Dawkins is not saying that birds and nests do not have natures; he is saying that genes replicate themselves by living in birds which, in response to finding themselves in one environment, die or develop a new strategy by building nests, thus changing that environment, thereby improving their chances of reproduction, which increases the chance of the gene’s replication. Bird, nest, behavior, gene, and environment do not collide like billiard balls, but overlap and combine. They exist as objects in themselves and also as functions and relationships across these objects. Yet both preservationists and conservationists in ecology envision “a bird” that “builds” a “nest,” and in archives, “a creator” that “creates” a “collection.” This is not exactly incorrect—it is our experience—but it is naïve, mechanistic, Newtonian. This is where [Mark] Greene et al perhaps meant to place their condemnation of “absolutes,” because given sufficient time the nature of anything changes.

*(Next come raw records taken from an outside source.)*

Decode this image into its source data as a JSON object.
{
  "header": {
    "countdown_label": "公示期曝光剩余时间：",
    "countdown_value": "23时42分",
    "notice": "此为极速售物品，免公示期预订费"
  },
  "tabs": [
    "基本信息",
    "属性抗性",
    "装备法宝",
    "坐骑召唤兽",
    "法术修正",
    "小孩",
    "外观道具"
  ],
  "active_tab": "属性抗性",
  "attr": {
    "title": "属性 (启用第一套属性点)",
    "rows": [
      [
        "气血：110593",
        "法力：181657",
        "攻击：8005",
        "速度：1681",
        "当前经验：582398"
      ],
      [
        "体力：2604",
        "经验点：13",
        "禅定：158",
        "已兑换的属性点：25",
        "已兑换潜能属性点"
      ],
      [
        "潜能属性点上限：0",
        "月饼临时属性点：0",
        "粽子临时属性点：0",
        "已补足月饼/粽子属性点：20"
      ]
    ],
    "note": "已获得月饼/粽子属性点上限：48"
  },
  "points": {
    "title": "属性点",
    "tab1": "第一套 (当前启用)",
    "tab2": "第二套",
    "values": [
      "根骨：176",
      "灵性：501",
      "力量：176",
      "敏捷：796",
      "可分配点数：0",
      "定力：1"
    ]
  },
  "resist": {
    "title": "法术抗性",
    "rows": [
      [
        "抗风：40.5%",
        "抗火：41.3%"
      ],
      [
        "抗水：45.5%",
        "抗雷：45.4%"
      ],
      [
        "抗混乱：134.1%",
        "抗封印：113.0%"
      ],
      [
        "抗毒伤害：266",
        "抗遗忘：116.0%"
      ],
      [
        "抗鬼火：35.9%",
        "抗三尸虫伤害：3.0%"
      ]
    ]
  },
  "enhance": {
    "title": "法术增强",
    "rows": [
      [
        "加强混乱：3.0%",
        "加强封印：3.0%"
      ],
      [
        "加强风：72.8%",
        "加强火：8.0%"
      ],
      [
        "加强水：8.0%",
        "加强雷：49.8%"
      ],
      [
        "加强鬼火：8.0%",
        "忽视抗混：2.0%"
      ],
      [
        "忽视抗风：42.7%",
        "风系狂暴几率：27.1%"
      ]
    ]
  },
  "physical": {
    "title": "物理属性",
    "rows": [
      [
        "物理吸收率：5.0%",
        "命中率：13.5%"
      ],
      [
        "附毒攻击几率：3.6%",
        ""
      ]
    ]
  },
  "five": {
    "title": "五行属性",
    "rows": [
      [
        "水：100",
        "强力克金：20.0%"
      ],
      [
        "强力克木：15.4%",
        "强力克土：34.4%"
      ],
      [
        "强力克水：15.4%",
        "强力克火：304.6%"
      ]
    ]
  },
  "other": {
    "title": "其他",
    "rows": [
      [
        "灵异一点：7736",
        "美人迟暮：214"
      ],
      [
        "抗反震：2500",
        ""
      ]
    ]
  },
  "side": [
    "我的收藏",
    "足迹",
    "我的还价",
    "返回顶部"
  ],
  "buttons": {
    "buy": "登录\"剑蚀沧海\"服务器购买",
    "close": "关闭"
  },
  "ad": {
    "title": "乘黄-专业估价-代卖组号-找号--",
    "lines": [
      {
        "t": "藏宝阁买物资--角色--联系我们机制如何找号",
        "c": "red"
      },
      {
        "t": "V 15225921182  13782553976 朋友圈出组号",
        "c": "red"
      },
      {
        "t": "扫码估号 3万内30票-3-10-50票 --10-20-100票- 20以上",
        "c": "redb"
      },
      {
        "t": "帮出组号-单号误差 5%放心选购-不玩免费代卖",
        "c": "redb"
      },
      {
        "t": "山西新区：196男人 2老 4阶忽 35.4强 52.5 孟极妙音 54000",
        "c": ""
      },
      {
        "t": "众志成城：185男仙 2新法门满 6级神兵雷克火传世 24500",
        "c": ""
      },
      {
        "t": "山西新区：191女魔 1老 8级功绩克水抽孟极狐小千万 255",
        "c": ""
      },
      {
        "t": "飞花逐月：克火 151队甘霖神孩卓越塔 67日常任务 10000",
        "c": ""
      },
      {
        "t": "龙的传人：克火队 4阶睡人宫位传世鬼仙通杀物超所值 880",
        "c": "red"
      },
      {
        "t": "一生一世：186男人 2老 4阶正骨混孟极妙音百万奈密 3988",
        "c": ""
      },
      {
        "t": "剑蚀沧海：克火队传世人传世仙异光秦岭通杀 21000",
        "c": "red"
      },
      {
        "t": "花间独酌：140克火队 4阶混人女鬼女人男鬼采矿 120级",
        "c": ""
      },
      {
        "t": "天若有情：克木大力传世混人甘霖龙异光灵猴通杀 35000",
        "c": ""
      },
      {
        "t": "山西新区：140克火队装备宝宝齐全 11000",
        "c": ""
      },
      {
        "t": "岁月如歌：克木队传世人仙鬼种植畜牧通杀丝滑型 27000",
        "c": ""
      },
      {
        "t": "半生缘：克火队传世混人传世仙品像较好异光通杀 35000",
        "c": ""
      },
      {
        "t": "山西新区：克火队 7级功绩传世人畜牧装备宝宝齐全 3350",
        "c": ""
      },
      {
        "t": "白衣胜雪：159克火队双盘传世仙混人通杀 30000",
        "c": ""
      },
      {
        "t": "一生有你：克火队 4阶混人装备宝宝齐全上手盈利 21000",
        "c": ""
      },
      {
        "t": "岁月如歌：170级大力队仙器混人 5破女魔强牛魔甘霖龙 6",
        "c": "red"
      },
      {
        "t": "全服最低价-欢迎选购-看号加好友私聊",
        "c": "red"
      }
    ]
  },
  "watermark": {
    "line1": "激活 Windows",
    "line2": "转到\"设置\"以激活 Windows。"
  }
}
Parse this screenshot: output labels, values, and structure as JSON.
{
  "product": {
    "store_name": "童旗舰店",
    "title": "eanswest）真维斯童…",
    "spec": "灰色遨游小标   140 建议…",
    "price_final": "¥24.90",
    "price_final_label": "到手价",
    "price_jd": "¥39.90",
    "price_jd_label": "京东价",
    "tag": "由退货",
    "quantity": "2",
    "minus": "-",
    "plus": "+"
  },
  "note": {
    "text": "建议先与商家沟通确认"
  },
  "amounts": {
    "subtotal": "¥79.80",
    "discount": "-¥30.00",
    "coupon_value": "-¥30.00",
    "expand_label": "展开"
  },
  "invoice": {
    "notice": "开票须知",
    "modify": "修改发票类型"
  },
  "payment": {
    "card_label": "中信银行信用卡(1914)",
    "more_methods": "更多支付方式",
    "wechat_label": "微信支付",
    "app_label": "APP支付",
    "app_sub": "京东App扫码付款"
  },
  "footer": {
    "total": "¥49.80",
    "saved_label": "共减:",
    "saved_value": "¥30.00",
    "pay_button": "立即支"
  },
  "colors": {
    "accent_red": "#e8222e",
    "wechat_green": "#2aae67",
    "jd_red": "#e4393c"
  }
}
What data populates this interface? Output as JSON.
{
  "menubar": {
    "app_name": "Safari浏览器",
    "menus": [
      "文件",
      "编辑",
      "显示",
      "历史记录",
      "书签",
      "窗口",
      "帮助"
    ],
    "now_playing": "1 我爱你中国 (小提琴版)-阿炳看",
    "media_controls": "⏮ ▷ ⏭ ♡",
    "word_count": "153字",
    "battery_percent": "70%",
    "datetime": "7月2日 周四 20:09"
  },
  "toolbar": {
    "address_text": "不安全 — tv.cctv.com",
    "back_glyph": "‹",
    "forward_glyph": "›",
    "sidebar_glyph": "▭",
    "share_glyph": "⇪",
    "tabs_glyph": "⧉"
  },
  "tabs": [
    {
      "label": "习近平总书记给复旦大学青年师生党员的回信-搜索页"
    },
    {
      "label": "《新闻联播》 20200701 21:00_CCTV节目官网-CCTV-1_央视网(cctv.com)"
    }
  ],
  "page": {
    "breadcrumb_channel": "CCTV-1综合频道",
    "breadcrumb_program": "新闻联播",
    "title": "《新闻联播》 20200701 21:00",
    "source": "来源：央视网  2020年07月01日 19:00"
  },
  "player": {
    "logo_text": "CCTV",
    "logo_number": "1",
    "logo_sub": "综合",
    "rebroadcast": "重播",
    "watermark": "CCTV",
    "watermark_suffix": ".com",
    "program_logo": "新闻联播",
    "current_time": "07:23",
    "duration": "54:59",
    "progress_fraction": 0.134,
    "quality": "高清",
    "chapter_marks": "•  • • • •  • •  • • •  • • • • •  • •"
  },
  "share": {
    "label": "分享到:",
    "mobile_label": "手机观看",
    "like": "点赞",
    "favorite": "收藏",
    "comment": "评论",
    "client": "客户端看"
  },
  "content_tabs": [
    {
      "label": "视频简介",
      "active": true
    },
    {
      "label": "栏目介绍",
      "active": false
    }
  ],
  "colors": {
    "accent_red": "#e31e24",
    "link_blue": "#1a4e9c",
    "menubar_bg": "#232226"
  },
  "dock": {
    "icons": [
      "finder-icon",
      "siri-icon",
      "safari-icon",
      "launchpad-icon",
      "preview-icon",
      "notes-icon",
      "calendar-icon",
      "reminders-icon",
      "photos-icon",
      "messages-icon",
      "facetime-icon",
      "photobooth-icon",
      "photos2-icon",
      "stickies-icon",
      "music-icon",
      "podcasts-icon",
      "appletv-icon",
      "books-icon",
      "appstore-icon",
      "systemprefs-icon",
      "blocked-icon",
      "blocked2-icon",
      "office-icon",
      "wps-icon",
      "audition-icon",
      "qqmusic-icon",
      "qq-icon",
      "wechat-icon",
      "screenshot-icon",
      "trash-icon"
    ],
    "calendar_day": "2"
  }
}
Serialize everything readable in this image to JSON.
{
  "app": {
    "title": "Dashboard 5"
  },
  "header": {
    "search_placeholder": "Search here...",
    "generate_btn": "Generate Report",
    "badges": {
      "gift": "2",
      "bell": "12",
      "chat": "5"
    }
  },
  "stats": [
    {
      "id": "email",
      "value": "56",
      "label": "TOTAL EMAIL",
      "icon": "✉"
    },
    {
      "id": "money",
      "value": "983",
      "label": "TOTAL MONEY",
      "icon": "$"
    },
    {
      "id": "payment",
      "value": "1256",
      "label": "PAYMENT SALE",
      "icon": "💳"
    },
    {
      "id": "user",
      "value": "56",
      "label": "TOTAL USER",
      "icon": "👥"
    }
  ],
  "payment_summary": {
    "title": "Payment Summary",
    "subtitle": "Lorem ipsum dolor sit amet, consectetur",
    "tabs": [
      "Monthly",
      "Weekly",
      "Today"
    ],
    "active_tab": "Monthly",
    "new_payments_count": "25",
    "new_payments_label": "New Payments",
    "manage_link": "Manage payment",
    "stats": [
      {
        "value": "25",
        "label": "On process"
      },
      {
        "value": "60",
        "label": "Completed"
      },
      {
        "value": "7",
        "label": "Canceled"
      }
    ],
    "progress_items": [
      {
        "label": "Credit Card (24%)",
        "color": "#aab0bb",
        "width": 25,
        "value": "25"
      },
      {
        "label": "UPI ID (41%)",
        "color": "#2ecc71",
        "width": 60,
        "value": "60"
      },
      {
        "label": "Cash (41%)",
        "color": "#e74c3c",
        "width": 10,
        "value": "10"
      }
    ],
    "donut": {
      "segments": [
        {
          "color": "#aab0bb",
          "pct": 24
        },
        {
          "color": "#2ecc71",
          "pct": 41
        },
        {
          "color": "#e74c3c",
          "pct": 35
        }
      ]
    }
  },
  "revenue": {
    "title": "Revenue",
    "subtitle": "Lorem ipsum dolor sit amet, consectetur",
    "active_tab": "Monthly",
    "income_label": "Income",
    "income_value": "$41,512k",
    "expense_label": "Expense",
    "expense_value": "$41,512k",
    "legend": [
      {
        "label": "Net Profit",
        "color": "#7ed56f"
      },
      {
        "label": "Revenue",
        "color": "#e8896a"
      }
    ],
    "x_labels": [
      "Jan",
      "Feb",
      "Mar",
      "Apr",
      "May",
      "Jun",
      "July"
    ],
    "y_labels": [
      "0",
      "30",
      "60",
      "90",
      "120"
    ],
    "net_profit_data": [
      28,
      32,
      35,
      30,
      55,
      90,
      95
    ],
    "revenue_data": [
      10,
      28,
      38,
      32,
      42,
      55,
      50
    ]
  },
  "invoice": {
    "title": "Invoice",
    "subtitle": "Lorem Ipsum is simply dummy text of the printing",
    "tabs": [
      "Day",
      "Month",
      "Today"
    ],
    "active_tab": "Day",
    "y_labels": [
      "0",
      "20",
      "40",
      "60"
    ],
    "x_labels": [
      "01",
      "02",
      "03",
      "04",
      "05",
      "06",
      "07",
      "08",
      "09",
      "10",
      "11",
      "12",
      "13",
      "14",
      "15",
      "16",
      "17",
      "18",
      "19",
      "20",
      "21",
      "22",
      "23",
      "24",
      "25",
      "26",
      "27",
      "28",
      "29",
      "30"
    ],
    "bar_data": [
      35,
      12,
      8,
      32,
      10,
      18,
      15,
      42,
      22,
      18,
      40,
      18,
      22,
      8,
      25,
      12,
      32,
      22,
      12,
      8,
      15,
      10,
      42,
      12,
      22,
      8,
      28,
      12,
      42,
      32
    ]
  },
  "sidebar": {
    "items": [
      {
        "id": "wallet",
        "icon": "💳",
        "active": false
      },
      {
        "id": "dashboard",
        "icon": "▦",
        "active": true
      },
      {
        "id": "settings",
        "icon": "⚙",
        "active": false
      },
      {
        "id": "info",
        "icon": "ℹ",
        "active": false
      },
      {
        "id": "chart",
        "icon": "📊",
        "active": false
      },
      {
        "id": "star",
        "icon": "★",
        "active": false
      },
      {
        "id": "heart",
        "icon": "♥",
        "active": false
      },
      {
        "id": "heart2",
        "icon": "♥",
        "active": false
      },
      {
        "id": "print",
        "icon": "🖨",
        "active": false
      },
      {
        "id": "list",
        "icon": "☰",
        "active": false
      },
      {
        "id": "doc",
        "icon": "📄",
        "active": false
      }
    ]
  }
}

Because we as human beings are accustomed to viewing our creations as artificial (even destructive) and ourselves as uniquely technology-dependent, weak and silly beside our animal cousins, we ignore how animals also change and even pollute the environment for themselves and other animals through their own constructions. Dawkins is saying, and Moore is implying, that the bird’s nest or the archives is a behavior as well as a structure, and that successive generations of birds are no less dependent on their increasingly sophisticated nests than we are upon our structures. Birds too are silly and weak without evolution’s technologies—the nest, the hard-shell egg, the beak. Beavers cut down trees to build dens, flooding a field to create a pond, chasing away some animals and inviting others, drowning plants to be replaced by others. Who, then, is polluting? What, then, is “natural?” Is a beaver’s dam natural, therefore eternal, but an archives artificial and thus infinitely plastic, and Greene seems to claim? Building nests, dams, houses, and archives are all behaviors that recreate context—is it really impossible to say, without appealing to naïve neo-Platonism, that nests, dams, houses, and archives indeed each have a nature? This author argues that they do, and that the nature of archives evolves. Archives change, but archives remain distinct from, say, orchestras, or dance performances, as traffic noise is distinct from tubas (Herbert, 1985, 135). Is it not then reasonable to say that archives are what we archive, whatever that may be and however we may go about archiving it (Kaplan, 2000), and however that may change?
This is the tragedy, that the discussion of a comprehensive and universal archival theory gets bogged down in retrograde dualism: record versus archives, natural versus artificial, and eternal first principles or naïve postmodernist relativism. It is a trap. Dualities usually are, and are worthy of suspicion if not outright avoidance because the mind so readily falls into them. In theory, Eastwood and Duranti hope for a place of stasis, of security, a Promised Land, whereas Greene and his colleagues evidently fear a reissuing of the Ten Commandments that would forcibly unite distant tribes (Greene et al, 10). Neither path leads to a legitimate theory, and all of these brilliant thinkers who each have a part of the answer tragically miss the point.
*Which, of course, is really a curvature in space-time, anyway.